───── Records for the task

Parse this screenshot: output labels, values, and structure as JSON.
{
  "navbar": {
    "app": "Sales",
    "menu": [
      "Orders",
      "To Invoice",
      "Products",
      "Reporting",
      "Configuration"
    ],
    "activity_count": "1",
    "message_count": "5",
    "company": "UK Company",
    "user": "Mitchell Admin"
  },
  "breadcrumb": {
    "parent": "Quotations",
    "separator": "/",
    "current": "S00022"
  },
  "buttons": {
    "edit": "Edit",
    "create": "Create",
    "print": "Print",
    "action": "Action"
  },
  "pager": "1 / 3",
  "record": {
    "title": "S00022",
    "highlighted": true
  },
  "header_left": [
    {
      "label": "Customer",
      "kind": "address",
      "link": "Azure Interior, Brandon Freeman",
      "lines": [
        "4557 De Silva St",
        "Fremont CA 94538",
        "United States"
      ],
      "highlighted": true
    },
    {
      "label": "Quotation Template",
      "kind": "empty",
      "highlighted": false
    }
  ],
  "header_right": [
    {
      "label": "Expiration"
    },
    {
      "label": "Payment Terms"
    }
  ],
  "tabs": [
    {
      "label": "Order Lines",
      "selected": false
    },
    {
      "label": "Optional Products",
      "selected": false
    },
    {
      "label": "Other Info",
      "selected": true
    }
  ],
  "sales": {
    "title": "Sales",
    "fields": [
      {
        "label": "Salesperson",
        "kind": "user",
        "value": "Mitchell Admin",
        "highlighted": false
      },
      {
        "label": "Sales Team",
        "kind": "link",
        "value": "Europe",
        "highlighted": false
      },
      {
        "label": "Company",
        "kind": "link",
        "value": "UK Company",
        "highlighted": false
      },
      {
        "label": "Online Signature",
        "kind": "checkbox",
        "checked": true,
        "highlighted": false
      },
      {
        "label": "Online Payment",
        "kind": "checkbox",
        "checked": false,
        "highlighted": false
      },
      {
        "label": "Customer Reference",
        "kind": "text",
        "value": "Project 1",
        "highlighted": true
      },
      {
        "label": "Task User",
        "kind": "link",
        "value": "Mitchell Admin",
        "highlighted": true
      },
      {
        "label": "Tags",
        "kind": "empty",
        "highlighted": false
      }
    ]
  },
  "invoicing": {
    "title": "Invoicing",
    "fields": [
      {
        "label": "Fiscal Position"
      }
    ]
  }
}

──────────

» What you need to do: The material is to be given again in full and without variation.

» Answer box:
Parse this screenshot: output labels, values, and structure as JSON.
{
  "navbar": {
    "app": "Sales",
    "menu": [
      "Orders",
      "To Invoice",
      "Products",
      "Reporting",
      "Configuration"
    ],
    "activity_count": "1",
    "message_count": "5",
    "company": "UK Company",
    "user": "Mitchell Admin"
  },
  "breadcrumb": {
    "parent": "Quotations",
    "separator": "/",
    "current": "S00022"
  },
  "buttons": {
    "edit": "Edit",
    "create": "Create",
    "print": "Print",
    "action": "Action"
  },
  "pager": "1 / 3",
  "record": {
    "title": "S00022",
    "highlighted": true
  },
  "header_left": [
    {
      "label": "Customer",
      "kind": "address",
      "link": "Azure Interior, Brandon Freeman",
      "lines": [
        "4557 De Silva St",
        "Fremont CA 94538",
        "United States"
      ],
      "highlighted": true
    },
    {
      "label": "Quotation Template",
      "kind": "empty",
      "highlighted": false
    }
  ],
  "header_right": [
    {
      "label": "Expiration"
    },
    {
      "label": "Payment Terms"
    }
  ],
  "tabs": [
    {
      "label": "Order Lines",
      "selected": false
    },
    {
      "label": "Optional Products",
      "selected": false
    },
    {
      "label": "Other Info",
      "selected": true
    }
  ],
  "sales": {
    "title": "Sales",
    "fields": [
      {
        "label": "Salesperson",
        "kind": "user",
        "value": "Mitchell Admin",
        "highlighted": false
      },
      {
        "label": "Sales Team",
        "kind": "link",
        "value": "Europe",
        "highlighted": false
      },
      {
        "label": "Company",
        "kind": "link",
        "value": "UK Company",
        "highlighted": false
      },
      {
        "label": "Online Signature",
        "kind": "checkbox",
        "checked": true,
        "highlighted": false
      },
      {
        "label": "Online Payment",
        "kind": "checkbox",
        "checked": false,
        "highlighted": false
      },
      {
        "label": "Customer Reference",
        "kind": "text",
        "value": "Project 1",
        "highlighted": true
      },
      {
        "label": "Task User",
        "kind": "link",
        "value": "Mitchell Admin",
        "highlighted": true
      },
      {
        "label": "Tags",
        "kind": "empty",
        "highlighted": false
      }
    ]
  },
  "invoicing": {
    "title": "Invoicing",
    "fields": [
      {
        "label": "Fiscal Position"
      }
    ]
  }
}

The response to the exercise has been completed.